- Starting at the very beginning
So where do we start with this long and tangled story? Tangled as the wires that connect the story, actually. Nice little irony there. But still? In what decade does it actually begin? Well, if you want to get real technical, the story of the internet starts in the sixties when the United States military began to invest heavily in computers. They were a relatively new invention back then, having been somewhat strengthened and perfected by scientists working to defeat the Axis powers in World War 2. Back then, computers were immense and hulking beasts that took up entire rooms and pulsed with all sorts of weird lights and sounds. The computers we have today are only a small fraction of the size from the ones back then. Our laptops and desktops are their descendants, more or less. But these machines, huge as they were, could still do the computing work of about twenty humans at once so they were extremely useful and the United States military had long since noticed that.
Connecting the strings together
They had noticed this potential but then came a time of relatively unchecked growth and individual prosperity. The computers grew more powerful but all in their individual frames. The cat5e network cables and the ethernet ports were still decades off. Instead, we had the power of individual machines all connecting to themselves and nobody else. This process, by the way, was being repeated by several other scientific networks in Europe and Asia at the time which were all mainly used for data processing and storage. Only the United States and a few other select nations had their military eye set specifically on computers as a useful too. It was an expensive endeavor, too, so that also limited who could invest in computer networks and how fast those networks might be.
The slowly growing connection

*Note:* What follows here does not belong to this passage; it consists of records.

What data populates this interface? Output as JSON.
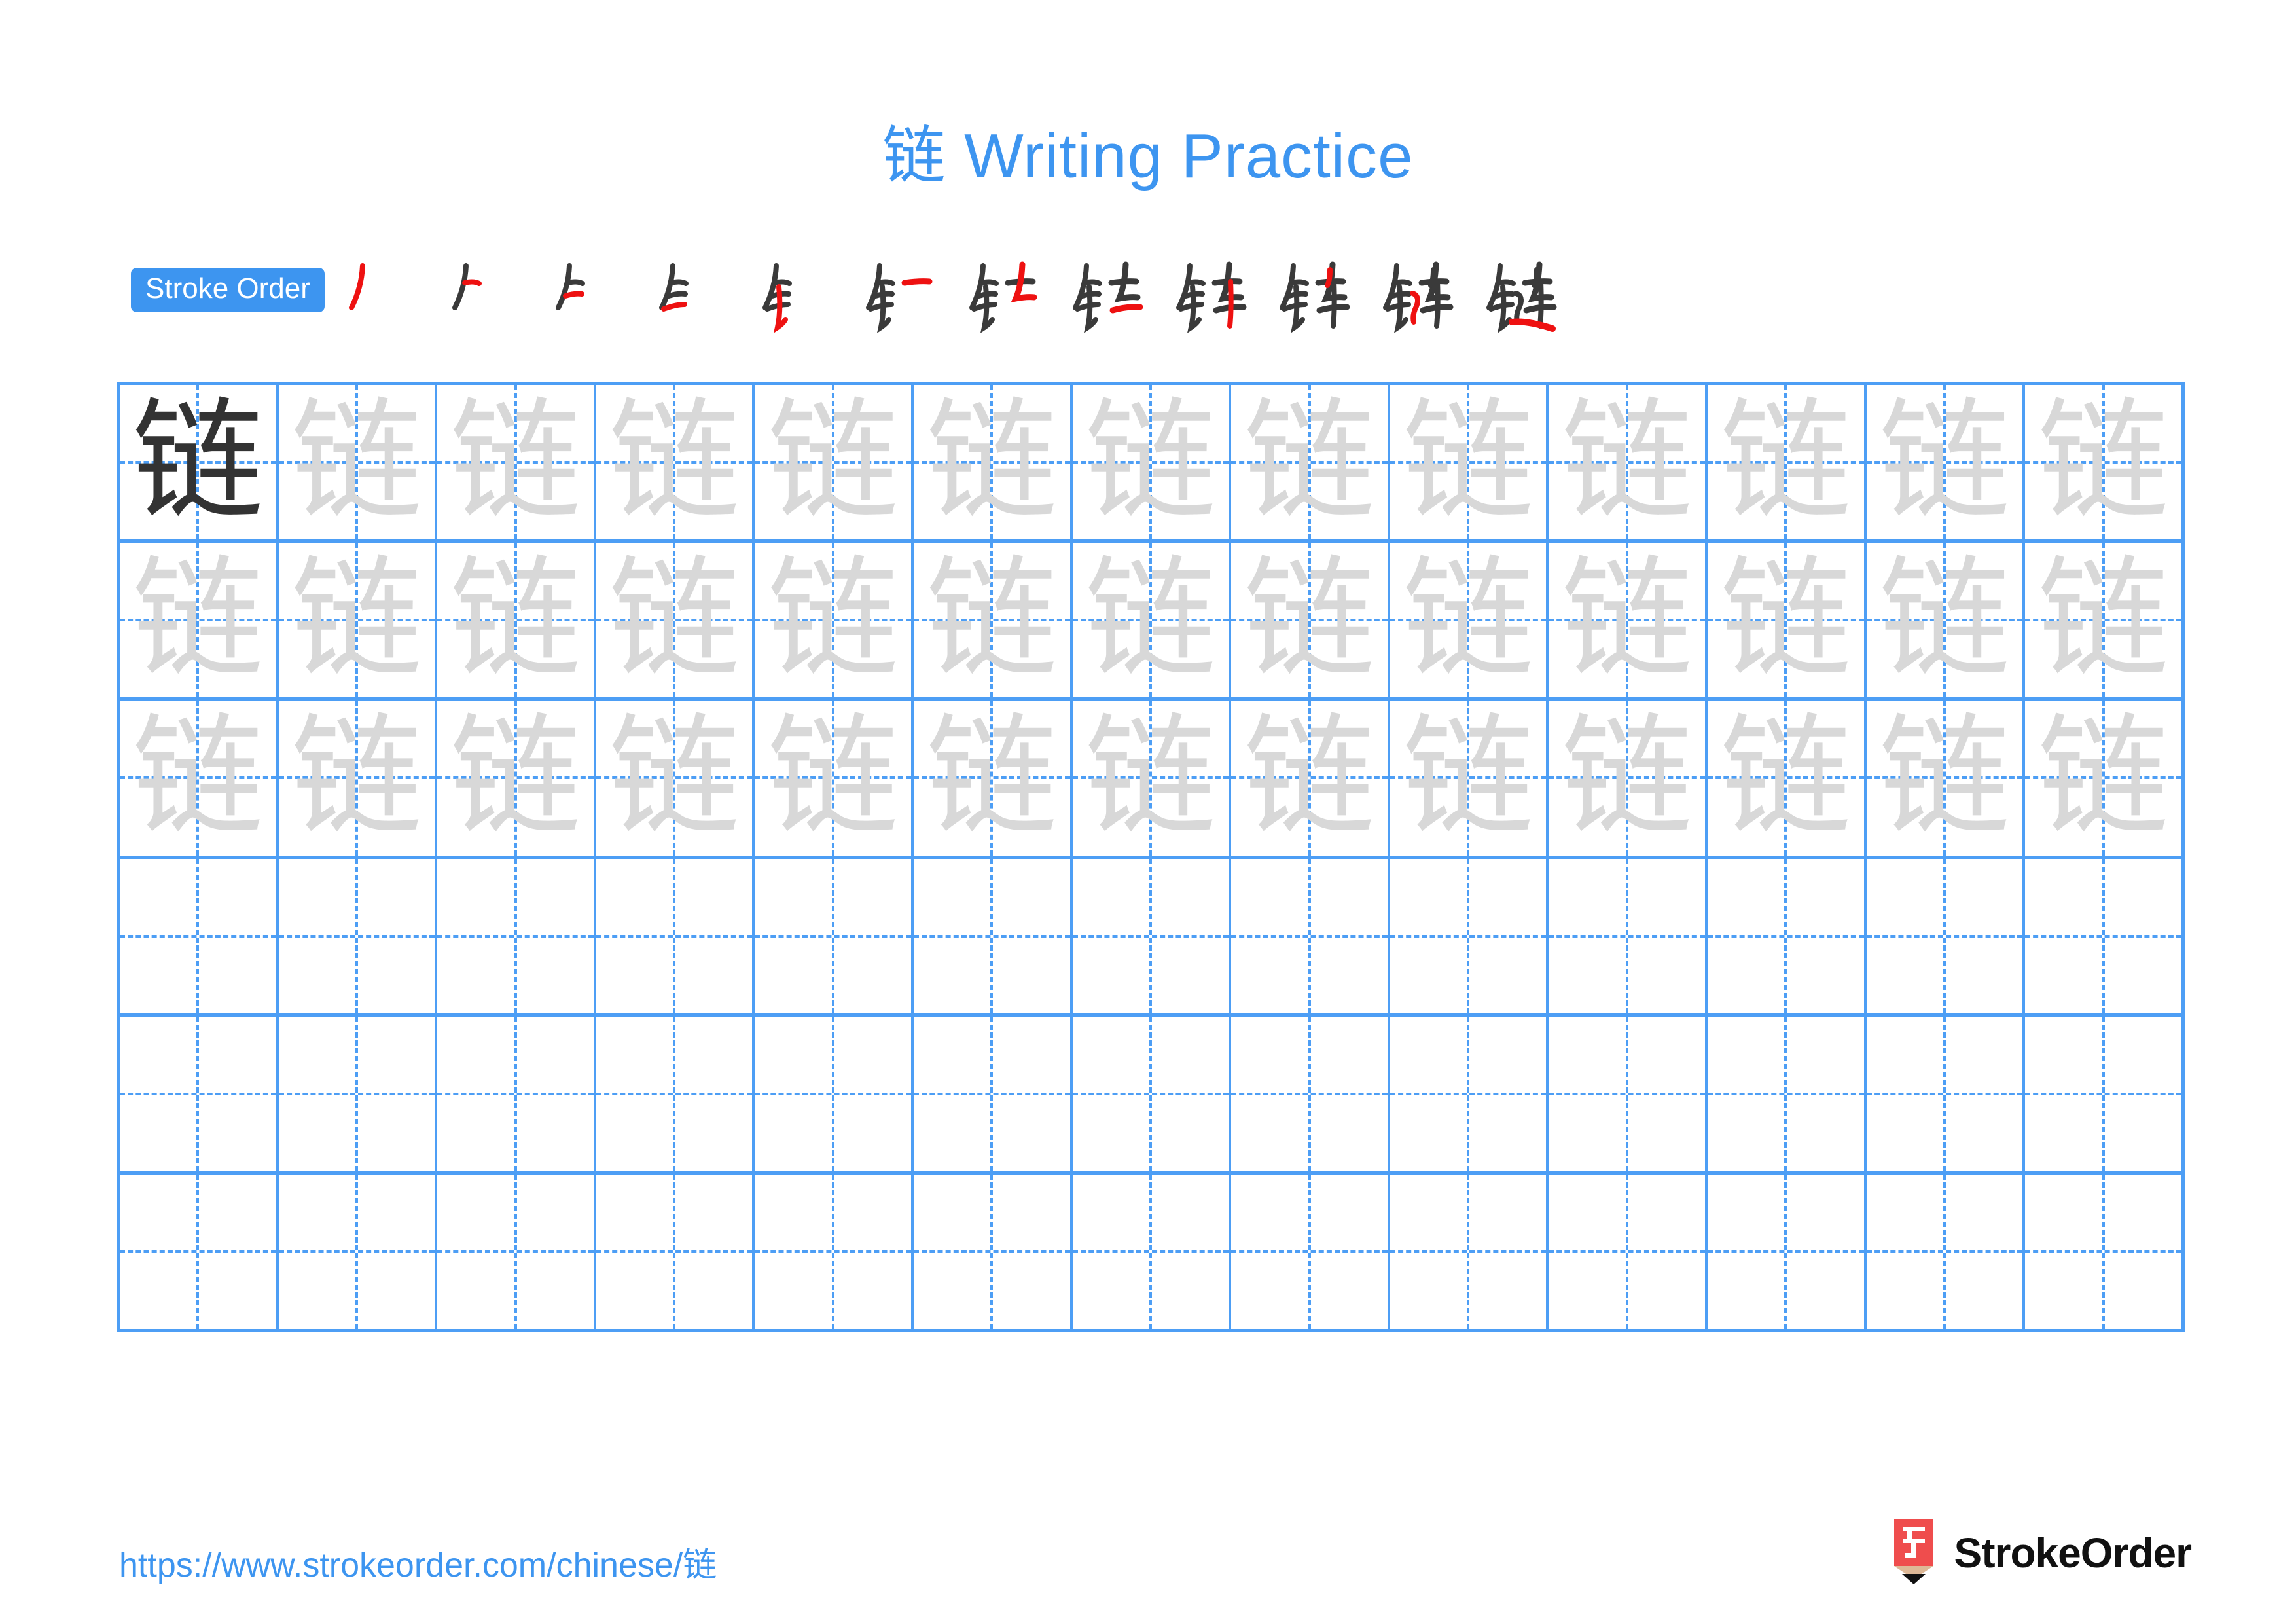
{
  "page": {
    "title": "链 Writing Practice",
    "character": "链",
    "background_color": "#ffffff"
  },
  "stroke_order": {
    "badge_label": "Stroke Order",
    "badge_bg": "#3d95f0",
    "badge_text_color": "#ffffff",
    "total_strokes": 12,
    "new_stroke_color": "#ee1111",
    "prior_stroke_color": "#3a3a3a",
    "steps": [
      {
        "index": 1,
        "partial": "丿"
      },
      {
        "index": 2,
        "partial": "𠂉"
      },
      {
        "index": 3,
        "partial": "钅(3)"
      },
      {
        "index": 4,
        "partial": "钅(4)"
      },
      {
        "index": 5,
        "partial": "钅"
      },
      {
        "index": 6,
        "partial": "钅一"
      },
      {
        "index": 7,
        "partial": "钅𠃊"
      },
      {
        "index": 8,
        "partial": "钅𦍌"
      },
      {
        "index": 9,
        "partial": "钅车(9)"
      },
      {
        "index": 10,
        "partial": "钅车"
      },
      {
        "index": 11,
        "partial": "链(11)"
      },
      {
        "index": 12,
        "partial": "链"
      }
    ]
  },
  "grid": {
    "columns": 13,
    "rows": 6,
    "border_color": "#4d9ef5",
    "guide_color": "#4d9ef5",
    "traced_character": "链",
    "dark_glyph_color": "#333333",
    "light_glyph_color": "#d8d8d8",
    "row_fill": [
      {
        "row": 1,
        "cells": [
          "dark",
          "light",
          "light",
          "light",
          "light",
          "light",
          "light",
          "light",
          "light",
          "light",
          "light",
          "light",
          "light"
        ]
      },
      {
        "row": 2,
        "cells": [
          "light",
          "light",
          "light",
          "light",
          "light",
          "light",
          "light",
          "light",
          "light",
          "light",
          "light",
          "light",
          "light"
        ]
      },
      {
        "row": 3,
        "cells": [
          "light",
          "light",
          "light",
          "light",
          "light",
          "light",
          "light",
          "light",
          "light",
          "light",
          "light",
          "light",
          "light"
        ]
      },
      {
        "row": 4,
        "cells": [
          "empty",
          "empty",
          "empty",
          "empty",
          "empty",
          "empty",
          "empty",
          "empty",
          "empty",
          "empty",
          "empty",
          "empty",
          "empty"
        ]
      },
      {
        "row": 5,
        "cells": [
          "empty",
          "empty",
          "empty",
          "empty",
          "empty",
          "empty",
          "empty",
          "empty",
          "empty",
          "empty",
          "empty",
          "empty",
          "empty"
        ]
      },
      {
        "row": 6,
        "cells": [
          "empty",
          "empty",
          "empty",
          "empty",
          "empty",
          "empty",
          "empty",
          "empty",
          "empty",
          "empty",
          "empty",
          "empty",
          "empty"
        ]
      }
    ]
  },
  "footer": {
    "url": "https://www.strokeorder.com/chinese/链",
    "url_color": "#3d95f0",
    "brand_name": "StrokeOrder",
    "brand_icon_char": "字",
    "brand_icon_body_color": "#ef4d4d",
    "brand_icon_wood_color": "#deb896",
    "brand_icon_tip_color": "#111111"
  }
}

So how did all of these separate networks grow to the point where anyone could use them? Well, it wasn’t a very fast process, that much is true. But it was a flexible one and it took several decades of cooperation between different groups. In the mid seventies, several organizations decided to test to see if they could increase their processing power and this was successful. It became a common practice into the eighties where computers, and their eventual cat5e network cables and Ethernet port descendants, became popular in business circles. It wasn’t the internet as we would come to know it, not yet anyway, but business and scientific networks gradually began to merge together to form one continuous circle. This eventually opened to the public and here we are today.